Bu Konuda Daha Fazla

  • President Recep Tayyip Erdoğan unveiled the framework for his administration’s reform agenda at the ruling Justice and Development Party's (AK Party) parliamentary meeting last week. That policy initiative seeks to promote more production, encourage new investments and create new jobs – as well as adopt new regulations for the judiciary and human rights. The administration thus seeks to boost confidence in the market economy and the rule of law.

  • The ruling Justice and Development Party (AK Party) and its chairperson, President Recep Tayyip Erdoğan, have completed their 18th year in government. It is an exceptionally long period for continuous rule by a single-party government in electoral political systems.

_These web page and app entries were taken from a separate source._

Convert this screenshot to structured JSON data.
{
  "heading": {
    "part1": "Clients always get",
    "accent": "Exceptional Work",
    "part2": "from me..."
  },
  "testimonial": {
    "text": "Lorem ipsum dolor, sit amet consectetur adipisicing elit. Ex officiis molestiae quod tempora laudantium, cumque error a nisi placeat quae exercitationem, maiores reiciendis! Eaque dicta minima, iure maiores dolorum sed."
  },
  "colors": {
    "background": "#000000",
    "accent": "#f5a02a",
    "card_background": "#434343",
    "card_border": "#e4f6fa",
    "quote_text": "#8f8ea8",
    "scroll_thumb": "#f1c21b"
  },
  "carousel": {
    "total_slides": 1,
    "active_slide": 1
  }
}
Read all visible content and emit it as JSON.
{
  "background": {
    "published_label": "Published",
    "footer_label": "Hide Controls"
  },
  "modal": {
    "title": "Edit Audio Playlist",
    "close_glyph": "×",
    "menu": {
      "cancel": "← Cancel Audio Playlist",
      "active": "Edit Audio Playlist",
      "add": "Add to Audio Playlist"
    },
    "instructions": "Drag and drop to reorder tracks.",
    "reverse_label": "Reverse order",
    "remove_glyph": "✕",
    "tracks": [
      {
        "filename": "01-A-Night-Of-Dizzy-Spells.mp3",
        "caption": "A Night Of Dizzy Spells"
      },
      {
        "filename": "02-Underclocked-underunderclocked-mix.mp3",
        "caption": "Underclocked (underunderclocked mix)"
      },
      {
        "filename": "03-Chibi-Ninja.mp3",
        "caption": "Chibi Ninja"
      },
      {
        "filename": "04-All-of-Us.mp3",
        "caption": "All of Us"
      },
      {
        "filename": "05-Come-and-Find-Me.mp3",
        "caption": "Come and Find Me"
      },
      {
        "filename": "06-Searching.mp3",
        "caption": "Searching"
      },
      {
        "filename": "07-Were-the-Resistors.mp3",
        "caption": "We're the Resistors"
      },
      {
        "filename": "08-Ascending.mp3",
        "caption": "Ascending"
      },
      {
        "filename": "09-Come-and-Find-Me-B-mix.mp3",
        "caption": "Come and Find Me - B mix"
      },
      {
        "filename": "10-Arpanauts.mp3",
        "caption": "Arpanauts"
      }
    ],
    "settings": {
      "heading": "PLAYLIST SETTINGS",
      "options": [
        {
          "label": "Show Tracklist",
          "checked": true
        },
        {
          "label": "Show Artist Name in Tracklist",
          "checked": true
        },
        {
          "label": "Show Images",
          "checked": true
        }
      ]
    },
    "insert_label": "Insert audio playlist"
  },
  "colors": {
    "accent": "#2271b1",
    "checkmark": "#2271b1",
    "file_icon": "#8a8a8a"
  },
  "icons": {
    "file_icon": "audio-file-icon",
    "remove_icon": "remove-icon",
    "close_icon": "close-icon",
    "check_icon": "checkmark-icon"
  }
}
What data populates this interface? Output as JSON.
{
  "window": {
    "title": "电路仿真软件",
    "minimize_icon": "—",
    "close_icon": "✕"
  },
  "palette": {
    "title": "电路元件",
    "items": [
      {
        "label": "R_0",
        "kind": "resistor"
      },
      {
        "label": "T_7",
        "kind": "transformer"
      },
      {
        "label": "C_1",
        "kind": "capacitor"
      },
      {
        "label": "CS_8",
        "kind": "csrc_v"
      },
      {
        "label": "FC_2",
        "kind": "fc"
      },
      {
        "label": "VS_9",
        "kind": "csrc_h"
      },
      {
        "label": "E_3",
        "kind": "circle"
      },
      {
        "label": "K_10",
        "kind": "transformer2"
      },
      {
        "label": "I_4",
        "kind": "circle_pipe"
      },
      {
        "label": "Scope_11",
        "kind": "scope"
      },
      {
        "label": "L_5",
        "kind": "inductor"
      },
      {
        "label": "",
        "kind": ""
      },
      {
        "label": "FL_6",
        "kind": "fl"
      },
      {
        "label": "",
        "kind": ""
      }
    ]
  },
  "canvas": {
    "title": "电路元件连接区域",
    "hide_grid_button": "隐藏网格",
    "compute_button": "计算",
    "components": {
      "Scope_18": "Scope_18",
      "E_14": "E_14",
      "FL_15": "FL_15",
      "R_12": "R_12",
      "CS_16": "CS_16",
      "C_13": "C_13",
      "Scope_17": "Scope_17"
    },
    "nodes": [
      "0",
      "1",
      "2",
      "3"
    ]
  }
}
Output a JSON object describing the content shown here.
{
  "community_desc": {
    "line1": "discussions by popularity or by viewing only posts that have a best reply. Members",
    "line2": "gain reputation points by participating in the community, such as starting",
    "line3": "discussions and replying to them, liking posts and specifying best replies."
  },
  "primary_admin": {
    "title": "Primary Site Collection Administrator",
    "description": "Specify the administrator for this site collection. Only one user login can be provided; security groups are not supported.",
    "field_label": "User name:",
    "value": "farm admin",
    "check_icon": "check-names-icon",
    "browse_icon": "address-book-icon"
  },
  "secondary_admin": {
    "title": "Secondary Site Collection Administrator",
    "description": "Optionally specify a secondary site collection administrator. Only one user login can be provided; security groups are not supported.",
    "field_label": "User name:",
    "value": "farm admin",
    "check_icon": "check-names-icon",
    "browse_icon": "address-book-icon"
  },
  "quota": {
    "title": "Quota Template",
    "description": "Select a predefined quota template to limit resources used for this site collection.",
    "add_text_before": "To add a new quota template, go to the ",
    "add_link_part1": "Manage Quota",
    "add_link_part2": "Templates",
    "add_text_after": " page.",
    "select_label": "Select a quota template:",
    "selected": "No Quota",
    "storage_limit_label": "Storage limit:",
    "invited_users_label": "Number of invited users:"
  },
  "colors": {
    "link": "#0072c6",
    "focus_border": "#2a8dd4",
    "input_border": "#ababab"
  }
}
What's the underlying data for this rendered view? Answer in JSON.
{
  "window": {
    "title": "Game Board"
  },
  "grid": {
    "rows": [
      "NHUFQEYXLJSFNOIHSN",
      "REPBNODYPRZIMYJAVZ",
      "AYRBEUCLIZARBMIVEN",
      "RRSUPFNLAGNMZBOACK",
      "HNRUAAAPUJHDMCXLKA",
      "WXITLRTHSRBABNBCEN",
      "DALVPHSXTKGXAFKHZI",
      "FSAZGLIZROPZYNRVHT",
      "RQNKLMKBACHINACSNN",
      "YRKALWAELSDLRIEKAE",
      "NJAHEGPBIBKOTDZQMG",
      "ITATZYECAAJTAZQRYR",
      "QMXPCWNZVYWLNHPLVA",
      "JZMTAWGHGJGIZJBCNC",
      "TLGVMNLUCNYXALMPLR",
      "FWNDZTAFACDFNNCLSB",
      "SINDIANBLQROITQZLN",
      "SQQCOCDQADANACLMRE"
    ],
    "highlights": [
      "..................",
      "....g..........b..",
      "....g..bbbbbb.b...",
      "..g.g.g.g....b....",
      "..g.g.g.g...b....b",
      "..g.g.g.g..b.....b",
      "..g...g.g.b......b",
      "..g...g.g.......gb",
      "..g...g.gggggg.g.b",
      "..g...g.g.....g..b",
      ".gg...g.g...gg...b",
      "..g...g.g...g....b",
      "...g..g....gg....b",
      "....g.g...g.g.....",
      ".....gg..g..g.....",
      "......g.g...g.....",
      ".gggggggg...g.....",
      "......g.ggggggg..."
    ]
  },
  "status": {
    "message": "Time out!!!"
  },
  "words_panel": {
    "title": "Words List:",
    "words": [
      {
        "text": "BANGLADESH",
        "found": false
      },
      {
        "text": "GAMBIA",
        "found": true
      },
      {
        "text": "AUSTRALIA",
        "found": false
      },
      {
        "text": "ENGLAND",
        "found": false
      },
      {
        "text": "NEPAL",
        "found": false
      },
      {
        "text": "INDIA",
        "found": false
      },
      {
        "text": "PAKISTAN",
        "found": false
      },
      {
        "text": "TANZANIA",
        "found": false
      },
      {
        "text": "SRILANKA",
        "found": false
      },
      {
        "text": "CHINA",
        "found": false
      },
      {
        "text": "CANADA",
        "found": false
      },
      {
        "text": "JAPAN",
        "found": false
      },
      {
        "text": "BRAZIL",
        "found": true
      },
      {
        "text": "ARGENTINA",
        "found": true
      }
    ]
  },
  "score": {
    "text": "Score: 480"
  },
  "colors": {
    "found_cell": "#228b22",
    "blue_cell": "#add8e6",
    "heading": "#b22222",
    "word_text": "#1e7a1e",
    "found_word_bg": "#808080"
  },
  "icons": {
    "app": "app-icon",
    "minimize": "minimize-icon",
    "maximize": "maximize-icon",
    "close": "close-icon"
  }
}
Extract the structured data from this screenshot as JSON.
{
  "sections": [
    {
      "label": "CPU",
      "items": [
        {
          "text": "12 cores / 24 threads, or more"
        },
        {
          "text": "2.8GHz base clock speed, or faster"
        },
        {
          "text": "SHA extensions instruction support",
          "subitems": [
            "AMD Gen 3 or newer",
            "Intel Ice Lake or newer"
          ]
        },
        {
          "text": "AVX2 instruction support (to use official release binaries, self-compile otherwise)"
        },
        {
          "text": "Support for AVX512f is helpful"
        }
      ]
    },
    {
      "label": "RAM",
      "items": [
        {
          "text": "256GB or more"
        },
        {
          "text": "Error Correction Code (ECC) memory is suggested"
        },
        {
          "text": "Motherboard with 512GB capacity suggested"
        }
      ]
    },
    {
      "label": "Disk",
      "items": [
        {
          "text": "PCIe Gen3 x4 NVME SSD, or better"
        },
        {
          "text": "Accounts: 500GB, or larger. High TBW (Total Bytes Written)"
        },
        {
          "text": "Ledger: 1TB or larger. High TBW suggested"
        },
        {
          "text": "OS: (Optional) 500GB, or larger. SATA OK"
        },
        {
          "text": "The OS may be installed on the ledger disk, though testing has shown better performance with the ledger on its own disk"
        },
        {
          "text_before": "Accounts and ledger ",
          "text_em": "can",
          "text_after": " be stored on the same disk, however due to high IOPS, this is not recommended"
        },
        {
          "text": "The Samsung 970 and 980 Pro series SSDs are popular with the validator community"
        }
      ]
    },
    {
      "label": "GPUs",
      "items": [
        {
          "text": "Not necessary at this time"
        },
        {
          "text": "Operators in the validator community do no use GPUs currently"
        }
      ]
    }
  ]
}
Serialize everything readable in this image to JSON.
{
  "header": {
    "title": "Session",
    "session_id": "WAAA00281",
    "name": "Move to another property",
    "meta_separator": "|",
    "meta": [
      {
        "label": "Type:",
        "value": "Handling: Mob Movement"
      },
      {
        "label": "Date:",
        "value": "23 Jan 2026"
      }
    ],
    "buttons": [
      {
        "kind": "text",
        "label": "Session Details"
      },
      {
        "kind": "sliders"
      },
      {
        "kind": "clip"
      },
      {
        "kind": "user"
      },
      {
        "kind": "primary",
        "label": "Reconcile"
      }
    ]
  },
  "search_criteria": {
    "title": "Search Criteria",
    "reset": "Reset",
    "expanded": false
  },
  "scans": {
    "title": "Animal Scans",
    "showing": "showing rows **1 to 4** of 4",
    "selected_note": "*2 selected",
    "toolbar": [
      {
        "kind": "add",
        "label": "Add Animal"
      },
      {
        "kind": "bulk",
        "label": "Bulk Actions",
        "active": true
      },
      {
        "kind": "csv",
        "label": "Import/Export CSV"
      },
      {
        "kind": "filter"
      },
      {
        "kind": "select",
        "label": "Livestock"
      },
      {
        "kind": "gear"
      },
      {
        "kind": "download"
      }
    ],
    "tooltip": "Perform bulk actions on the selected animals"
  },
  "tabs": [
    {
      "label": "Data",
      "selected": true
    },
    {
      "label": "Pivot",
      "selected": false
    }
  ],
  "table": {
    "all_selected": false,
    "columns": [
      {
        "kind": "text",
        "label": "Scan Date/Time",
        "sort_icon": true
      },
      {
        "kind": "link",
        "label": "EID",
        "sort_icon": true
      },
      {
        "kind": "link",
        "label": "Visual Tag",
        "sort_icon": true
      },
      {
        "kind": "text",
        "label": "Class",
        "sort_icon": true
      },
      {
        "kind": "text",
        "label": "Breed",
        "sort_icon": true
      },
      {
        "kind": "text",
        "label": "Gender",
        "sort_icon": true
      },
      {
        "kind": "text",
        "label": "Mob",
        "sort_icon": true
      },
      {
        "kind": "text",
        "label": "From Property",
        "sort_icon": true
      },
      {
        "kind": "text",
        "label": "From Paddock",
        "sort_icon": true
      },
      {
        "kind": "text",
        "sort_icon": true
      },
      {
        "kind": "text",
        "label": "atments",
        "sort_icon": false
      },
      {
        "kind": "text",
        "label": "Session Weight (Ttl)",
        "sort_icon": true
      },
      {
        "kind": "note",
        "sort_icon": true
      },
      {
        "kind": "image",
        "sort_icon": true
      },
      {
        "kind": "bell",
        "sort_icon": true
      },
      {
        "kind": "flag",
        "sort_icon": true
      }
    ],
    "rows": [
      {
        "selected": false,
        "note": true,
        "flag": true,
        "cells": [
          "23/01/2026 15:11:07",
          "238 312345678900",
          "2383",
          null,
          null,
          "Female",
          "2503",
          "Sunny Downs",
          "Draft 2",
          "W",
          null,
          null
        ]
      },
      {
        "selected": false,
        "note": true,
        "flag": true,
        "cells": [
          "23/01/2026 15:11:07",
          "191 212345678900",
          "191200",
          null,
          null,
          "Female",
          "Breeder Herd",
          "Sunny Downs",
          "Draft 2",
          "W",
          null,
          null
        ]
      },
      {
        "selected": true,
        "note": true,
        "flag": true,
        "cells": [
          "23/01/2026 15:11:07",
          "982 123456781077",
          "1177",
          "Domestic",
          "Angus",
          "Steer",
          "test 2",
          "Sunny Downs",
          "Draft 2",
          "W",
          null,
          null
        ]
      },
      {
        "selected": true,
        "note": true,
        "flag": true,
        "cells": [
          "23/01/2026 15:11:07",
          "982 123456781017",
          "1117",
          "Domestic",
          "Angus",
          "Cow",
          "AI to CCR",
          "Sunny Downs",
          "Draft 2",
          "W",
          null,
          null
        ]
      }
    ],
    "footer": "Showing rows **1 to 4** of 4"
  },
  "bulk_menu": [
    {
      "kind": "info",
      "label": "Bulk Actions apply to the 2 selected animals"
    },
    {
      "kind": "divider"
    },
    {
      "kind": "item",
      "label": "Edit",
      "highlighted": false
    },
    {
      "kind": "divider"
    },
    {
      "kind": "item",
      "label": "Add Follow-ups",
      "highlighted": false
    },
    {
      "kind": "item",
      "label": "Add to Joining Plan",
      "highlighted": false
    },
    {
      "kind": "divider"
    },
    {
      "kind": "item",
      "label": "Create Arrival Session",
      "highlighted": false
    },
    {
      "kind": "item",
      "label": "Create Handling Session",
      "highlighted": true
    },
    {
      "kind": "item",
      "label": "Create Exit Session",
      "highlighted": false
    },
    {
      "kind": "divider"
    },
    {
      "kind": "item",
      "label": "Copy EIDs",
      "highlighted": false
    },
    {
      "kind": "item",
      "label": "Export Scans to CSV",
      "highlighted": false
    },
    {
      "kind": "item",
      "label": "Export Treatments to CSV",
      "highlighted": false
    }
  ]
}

  • Turkey’s main opposition, the Republican People’s Party (CHP), has become embroiled in internal strife over the distinction between 'Mustafa Kemal' and 'Atatürk', in reference to the founder and first president of the Republic of Turkey, Mustafa Kemal Atatürk.

  • Democratic presidential nominee Joe Biden’s plan to remove Turkish President Recep Tayyip Erdoğan from power went down in the history of Turkish-U.S. relations. The fact that he made that statement some eight months ago does not make the situation any less grave. After all, those controversial words were not uttered by an inexperienced presidential candidate with no idea about foreign policy. Biden, who was President Barack Obama’s vice president, unveiled a thought-out and clear policy on Turkey.

  • The Justice and Development Party's (AK Party) opponents suffer from a common condition: failing to understand the nature of power, no matter how hard they try. They cannot grasp the practice of seizing and preserving political power with an eye on internal and external factors. For a long time, I attributed that shortcoming to the opposition’s prolonged lack of proximity to power. I imagined that they simply had no experience with the difficulty of striking a healthy balance between the development and implementation of policy and the generation of legitimacy needed to maintain one’s power. I was obviously aware that their commitment to neo-nationalist, Kemalist and leftists ideologies effectively blinded them, perpetuating their weakness.